Sunday, March 14, 2004


Read the final page of Mark Fabi's Wyrm to discover in the brief author's bio at the back on the book that Fabi is a practicing psychiatrist. Is cyberpunk now that mainstream, or is it just now upstream. Anyway, a couple of ideas that were notable from the novel: ...just as the churches were intended to take the place of the older pagan holy places...the brain...structurally and functionally, the newer part of our brains like the neocortex cover over the older reptilian brain underneath, just like the old megaliths covered over by later churches. But the snake is still there, biding its time. And, emotions are a rather primitive form of communication that is essential in establishing and maintaining social interactions.

Thursday, March 11, 2004

Richard Powers

Just mailed the above title to my little brother for his 40th birthday. We are a reading family. This novel is about the power of story to heal. One of the reasons I wrote my first novel, was writing fictionally is a way to talk about things that don't fit into ordinary, rational frames of reference. I've read all of Powers, though I haven't finished his Three Farmers on Their Way to a Dance. Goldbug Variations was probably my favorite. It's about a librarian and the computer world, plus a mystery told via hindsight. Everything my little heart could desire. (Although I did give this book to a friend whose opinion I value and he didn't like it. Said it was too informative for his fiction tastes. Takes all kinds.) Galatea 2.2 was cyberpunkish though a little too dry to appeal to most cp fans.

The Time of Our Singing was slow going but about half-way through I became obsessed, especially as I have bi-racial extended family. Gain was a politically themed novel on environmental health issues. Liked it but it didn't make as big an impression as some of this others. Plowing the Dark was another cyberpunkish novel. Since I'm a devotee of the genre, I liked it immensely. Briefly, to recap the two cp novels, Plowing was virtual reality and Galatea was AI.

Wednesday, March 10, 2004

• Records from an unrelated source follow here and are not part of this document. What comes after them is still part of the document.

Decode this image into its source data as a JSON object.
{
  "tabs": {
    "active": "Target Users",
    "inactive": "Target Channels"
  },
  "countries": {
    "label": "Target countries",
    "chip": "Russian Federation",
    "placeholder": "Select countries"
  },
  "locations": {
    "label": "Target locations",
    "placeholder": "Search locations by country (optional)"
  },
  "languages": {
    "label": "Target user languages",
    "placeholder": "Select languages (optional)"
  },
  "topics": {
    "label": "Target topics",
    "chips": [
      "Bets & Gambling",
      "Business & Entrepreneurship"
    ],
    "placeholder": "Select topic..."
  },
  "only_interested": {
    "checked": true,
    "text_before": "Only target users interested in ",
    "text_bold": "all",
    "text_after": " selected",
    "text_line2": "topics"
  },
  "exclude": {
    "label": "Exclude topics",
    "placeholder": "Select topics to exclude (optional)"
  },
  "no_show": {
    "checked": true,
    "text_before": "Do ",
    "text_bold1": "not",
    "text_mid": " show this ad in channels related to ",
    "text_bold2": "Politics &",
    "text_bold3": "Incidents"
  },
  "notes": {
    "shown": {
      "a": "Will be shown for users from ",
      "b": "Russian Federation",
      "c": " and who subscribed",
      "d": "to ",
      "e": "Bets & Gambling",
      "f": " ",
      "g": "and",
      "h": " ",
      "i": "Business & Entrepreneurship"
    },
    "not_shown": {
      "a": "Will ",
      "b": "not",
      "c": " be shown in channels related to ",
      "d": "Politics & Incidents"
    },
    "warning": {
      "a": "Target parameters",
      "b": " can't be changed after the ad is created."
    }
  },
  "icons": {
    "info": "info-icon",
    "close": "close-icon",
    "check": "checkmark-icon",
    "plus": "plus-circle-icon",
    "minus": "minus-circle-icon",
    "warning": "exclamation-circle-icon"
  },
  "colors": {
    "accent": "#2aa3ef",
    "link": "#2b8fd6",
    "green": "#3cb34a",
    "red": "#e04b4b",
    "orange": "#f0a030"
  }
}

My dessert for the week is Mark Fabi's Wyrm. Very cool. With all the grief I get from our IT department about security, it's fun to read about "real" issues, like in the novel where a wyrm/virus type program has become sentient. Fabi raises questions of what makes for consciousness or how we define conscious awareness. I love books that make me think and entertain me at the same time. It's sort of like working vacations.

Tuesday, March 09, 2004

One of the more interesting books I've read recently is Hallucinating Foucault. The author is Patricia Duncker. An appropriate title for the first post to this site, Duncker brings to life the love affair between writers and readers. I've almost finished another of hers, The Deadly Space Between, and am going to track down The Doctor as well. Reading for gourmands. Tastes like more.